Available records:

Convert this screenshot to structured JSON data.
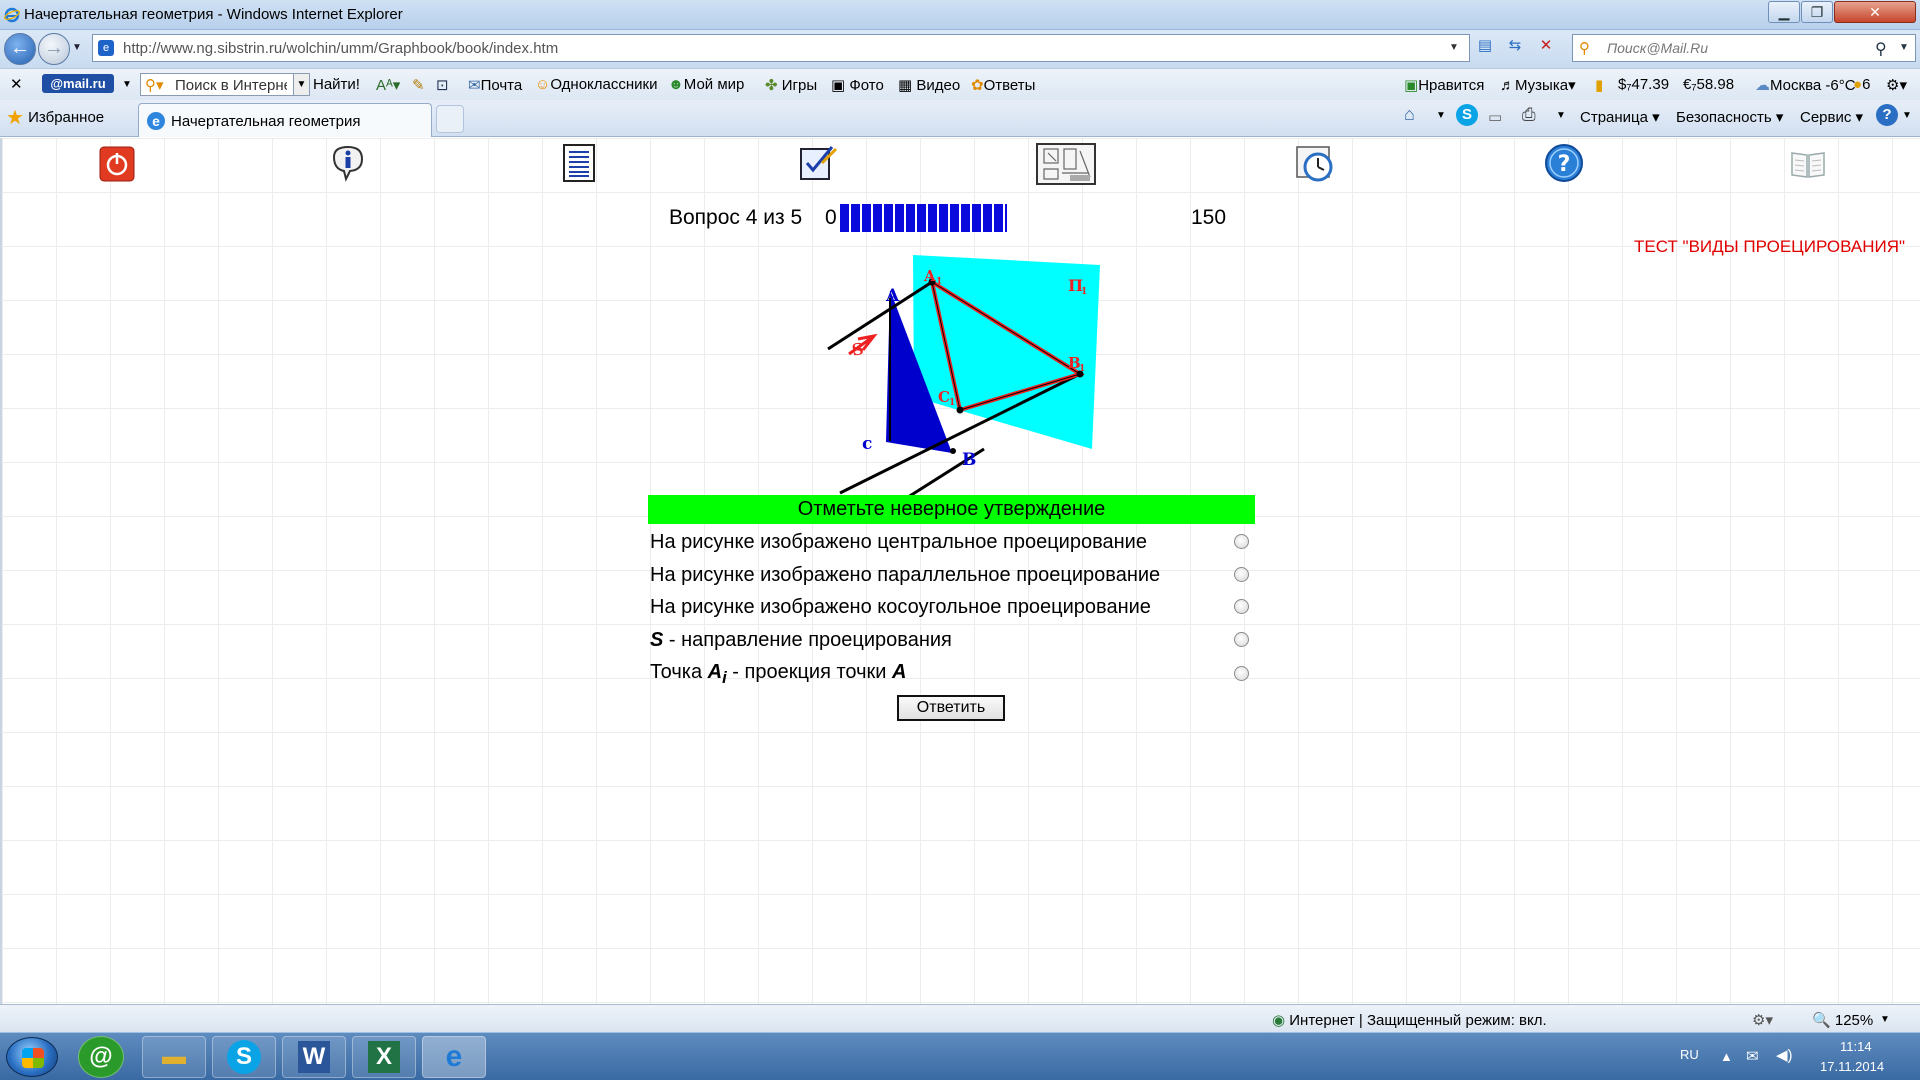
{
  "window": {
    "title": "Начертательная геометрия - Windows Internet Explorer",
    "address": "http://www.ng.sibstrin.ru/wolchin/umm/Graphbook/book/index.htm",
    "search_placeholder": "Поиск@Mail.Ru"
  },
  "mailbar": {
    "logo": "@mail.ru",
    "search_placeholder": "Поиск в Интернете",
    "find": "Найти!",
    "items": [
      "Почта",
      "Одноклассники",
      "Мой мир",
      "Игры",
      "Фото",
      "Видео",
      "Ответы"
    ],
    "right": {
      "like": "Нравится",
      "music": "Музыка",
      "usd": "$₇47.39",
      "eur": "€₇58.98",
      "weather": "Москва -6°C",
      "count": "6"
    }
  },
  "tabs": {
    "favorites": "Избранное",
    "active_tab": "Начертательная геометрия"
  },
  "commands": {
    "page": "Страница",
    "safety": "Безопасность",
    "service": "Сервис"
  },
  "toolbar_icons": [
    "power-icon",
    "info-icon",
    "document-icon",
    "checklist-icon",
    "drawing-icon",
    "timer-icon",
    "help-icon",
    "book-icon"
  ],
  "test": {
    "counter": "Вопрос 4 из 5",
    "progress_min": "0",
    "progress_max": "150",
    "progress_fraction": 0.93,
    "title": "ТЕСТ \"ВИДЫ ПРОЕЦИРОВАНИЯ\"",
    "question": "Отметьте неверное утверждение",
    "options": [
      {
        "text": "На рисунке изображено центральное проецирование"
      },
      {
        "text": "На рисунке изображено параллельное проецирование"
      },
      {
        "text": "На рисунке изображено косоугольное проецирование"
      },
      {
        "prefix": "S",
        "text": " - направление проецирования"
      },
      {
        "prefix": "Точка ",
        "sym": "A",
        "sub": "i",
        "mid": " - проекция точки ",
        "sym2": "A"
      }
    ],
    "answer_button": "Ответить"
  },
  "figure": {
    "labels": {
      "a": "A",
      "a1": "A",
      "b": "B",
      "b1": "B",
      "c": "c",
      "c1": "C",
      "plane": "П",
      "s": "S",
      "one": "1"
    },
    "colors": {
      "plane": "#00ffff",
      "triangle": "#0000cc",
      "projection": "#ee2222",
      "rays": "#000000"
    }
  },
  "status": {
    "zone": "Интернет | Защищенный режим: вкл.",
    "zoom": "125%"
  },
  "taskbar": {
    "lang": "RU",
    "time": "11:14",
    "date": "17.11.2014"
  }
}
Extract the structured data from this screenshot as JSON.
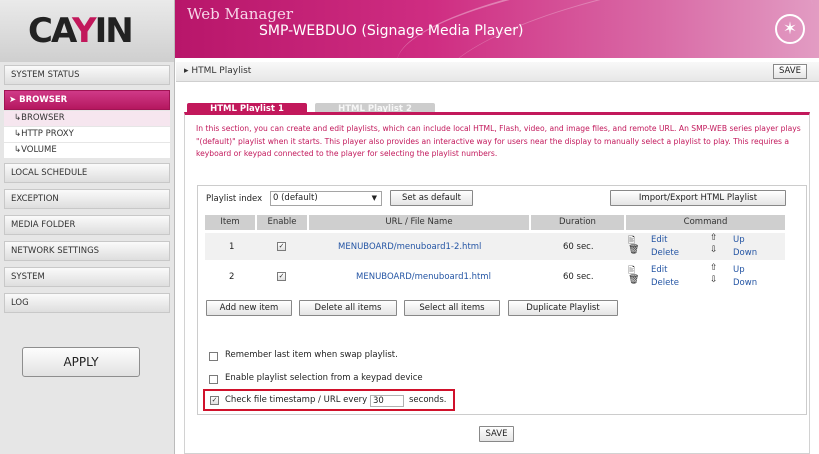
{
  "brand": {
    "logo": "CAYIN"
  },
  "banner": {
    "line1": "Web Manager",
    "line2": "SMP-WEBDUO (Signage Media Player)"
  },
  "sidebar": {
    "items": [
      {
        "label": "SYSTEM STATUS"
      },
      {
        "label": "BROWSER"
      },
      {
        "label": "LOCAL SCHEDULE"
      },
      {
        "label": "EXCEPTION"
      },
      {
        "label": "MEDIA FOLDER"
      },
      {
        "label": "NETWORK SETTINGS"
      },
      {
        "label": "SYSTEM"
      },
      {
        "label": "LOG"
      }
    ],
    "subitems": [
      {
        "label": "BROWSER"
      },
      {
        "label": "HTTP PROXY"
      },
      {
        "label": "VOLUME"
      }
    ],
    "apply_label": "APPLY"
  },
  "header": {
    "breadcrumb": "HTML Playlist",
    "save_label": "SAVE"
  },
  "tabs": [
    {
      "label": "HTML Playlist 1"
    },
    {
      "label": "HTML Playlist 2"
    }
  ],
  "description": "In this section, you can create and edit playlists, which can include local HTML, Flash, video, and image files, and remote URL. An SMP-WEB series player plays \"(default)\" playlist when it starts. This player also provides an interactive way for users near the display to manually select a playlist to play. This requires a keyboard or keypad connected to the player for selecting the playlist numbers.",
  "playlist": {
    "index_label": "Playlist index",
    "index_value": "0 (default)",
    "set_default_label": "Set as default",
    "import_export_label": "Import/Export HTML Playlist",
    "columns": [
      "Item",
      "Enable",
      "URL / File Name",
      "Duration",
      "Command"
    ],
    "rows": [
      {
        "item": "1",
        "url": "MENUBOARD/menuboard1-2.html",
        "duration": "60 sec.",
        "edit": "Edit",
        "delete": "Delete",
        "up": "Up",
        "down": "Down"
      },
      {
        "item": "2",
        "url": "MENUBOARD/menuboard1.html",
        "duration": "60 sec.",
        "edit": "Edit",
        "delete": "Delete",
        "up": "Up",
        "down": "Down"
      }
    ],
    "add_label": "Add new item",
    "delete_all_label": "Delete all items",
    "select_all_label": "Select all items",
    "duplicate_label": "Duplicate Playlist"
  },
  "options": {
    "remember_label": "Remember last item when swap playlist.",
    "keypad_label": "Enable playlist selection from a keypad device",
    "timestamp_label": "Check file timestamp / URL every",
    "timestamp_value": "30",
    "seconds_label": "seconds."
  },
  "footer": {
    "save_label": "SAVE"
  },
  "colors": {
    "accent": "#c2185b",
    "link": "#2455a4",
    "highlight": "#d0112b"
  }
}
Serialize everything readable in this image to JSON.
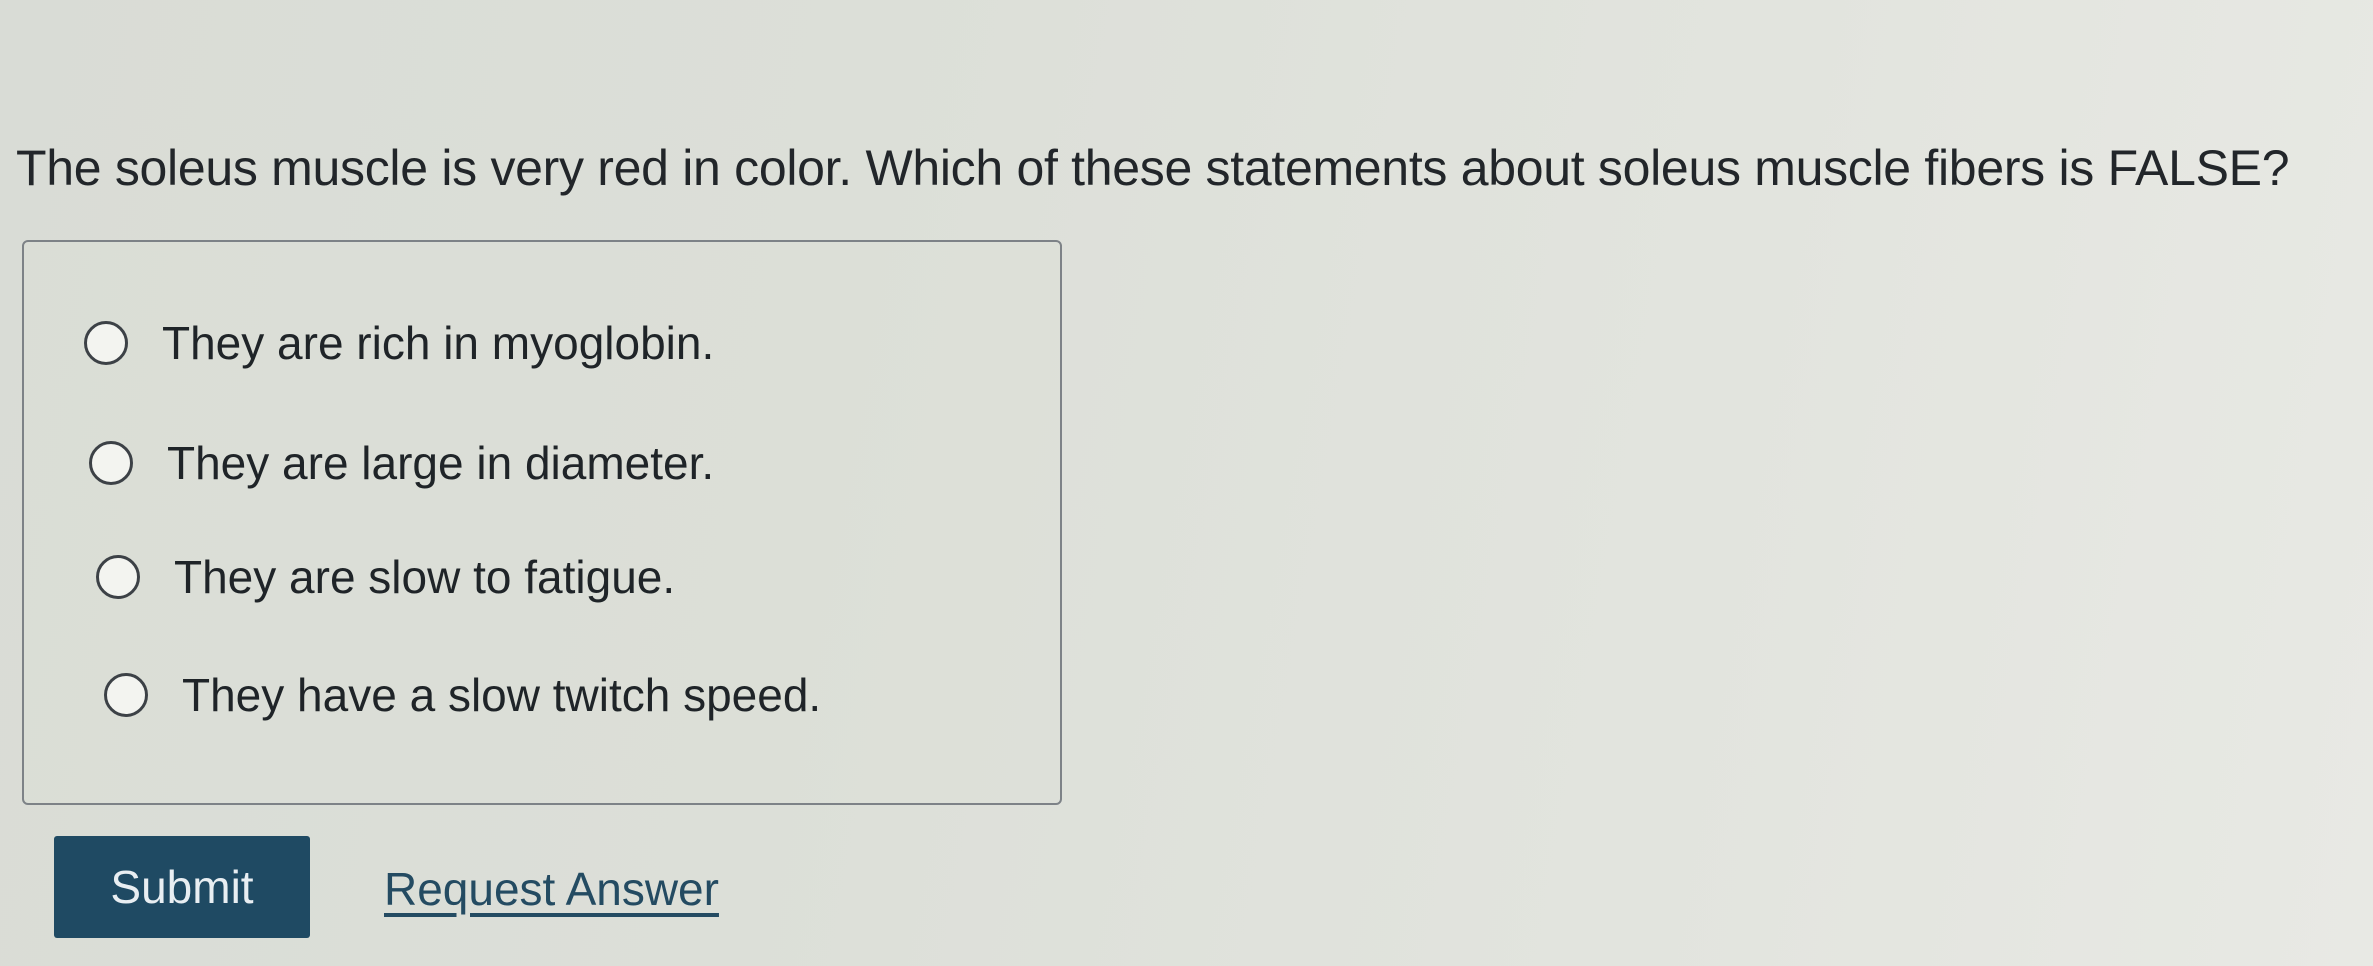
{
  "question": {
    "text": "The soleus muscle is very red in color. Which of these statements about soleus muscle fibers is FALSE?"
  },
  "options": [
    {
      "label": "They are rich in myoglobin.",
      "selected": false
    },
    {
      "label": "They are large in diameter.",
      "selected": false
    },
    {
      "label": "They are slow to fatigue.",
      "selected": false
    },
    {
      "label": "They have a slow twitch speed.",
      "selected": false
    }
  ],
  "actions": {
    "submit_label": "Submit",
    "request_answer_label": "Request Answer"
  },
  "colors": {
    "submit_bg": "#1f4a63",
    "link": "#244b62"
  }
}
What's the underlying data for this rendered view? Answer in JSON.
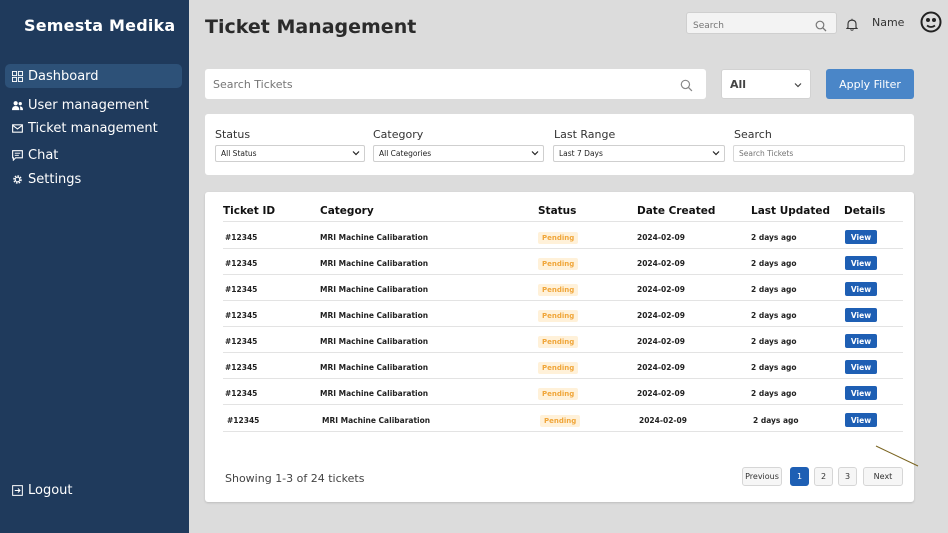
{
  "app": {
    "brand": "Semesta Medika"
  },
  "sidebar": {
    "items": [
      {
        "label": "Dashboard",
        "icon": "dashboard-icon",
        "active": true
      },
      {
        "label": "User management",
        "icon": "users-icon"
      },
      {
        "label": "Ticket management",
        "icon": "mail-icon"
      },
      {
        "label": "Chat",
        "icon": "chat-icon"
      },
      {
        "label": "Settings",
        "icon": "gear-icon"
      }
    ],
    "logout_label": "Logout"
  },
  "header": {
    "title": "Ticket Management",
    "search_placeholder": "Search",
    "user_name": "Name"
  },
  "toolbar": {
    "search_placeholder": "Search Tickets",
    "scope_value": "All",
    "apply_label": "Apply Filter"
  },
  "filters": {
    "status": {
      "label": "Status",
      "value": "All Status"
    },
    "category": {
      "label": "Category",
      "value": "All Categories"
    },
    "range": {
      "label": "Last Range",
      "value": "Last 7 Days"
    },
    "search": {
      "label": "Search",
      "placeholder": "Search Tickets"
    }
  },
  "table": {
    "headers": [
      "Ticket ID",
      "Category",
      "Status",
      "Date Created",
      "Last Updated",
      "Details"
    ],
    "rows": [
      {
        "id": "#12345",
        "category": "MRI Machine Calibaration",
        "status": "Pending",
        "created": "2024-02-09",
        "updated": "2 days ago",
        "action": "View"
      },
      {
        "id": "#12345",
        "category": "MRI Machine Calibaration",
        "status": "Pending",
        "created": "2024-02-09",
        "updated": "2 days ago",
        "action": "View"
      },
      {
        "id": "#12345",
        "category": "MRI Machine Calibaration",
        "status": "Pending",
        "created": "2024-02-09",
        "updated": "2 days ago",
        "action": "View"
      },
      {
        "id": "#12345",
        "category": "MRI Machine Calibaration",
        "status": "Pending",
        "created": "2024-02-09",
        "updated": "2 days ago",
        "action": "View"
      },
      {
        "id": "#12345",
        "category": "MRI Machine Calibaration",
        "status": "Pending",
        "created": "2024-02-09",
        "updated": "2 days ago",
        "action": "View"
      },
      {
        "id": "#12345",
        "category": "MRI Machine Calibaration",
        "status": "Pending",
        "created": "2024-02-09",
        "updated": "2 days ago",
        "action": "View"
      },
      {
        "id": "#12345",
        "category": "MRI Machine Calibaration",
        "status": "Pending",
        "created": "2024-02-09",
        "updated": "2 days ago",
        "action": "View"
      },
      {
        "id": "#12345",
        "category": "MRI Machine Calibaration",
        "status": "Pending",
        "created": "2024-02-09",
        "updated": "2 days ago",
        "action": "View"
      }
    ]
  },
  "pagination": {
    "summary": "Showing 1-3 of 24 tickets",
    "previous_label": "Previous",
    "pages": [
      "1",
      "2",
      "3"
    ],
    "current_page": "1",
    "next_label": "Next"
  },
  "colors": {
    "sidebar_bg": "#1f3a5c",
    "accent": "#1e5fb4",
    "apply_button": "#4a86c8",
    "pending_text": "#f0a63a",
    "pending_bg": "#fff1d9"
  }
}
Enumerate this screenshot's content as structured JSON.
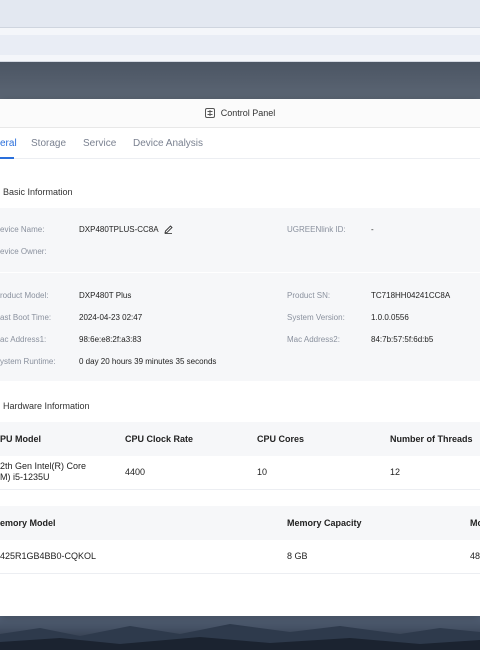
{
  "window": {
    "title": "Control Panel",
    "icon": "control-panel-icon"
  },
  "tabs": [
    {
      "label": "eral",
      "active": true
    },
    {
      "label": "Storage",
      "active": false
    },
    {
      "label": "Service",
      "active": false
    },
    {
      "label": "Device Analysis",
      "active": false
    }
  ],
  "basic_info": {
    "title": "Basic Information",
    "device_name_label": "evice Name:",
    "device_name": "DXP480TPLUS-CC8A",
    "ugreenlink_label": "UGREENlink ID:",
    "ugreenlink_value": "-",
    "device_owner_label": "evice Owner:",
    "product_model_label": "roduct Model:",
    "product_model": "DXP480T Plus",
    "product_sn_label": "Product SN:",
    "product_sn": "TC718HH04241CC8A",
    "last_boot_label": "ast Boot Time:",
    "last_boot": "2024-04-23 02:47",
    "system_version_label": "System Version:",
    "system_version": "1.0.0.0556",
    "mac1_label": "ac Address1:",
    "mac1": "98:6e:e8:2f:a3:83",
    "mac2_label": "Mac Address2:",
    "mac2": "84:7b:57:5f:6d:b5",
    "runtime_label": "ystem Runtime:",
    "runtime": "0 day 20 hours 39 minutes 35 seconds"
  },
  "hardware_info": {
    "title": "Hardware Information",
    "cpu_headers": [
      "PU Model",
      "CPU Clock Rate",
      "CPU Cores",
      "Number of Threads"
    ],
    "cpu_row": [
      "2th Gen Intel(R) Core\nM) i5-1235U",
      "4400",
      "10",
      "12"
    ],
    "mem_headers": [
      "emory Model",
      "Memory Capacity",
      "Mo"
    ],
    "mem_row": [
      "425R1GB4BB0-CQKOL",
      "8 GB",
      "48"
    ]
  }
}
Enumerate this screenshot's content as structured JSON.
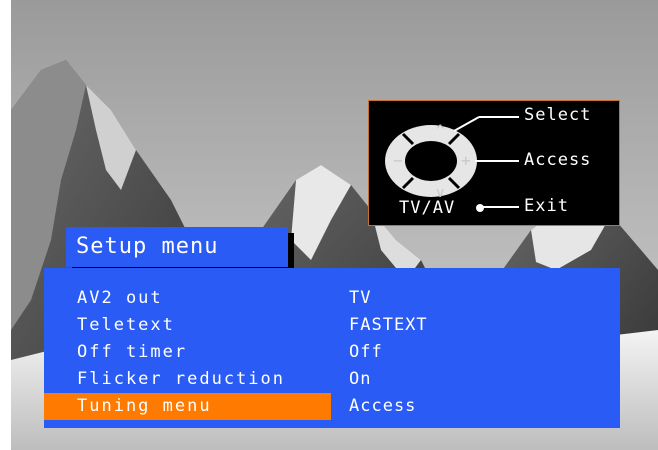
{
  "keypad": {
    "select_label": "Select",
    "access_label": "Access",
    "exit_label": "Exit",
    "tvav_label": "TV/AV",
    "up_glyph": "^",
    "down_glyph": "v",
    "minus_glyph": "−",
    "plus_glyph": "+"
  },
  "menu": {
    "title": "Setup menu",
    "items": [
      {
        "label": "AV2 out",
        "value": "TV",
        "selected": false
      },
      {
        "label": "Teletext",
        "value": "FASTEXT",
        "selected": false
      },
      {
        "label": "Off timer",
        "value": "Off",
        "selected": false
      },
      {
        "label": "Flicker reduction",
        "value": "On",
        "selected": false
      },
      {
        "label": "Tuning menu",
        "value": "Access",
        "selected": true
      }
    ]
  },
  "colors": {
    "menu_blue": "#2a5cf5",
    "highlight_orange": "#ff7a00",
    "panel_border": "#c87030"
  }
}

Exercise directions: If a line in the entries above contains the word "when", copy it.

Response for this exercise:
  "description": "In this section, you can create and edit playlists, which can include local HTML, Flash, video, and image files, and remote URL. An SMP-WEB series player plays \"(default)\" playlist when it starts. This player also provides an interactive way for users near the display to manually select a playlist to play. This requires a keyboard or keypad connected to the player for selecting the playlist numbers.",
    "remember_label": "Remember last item when swap playlist.",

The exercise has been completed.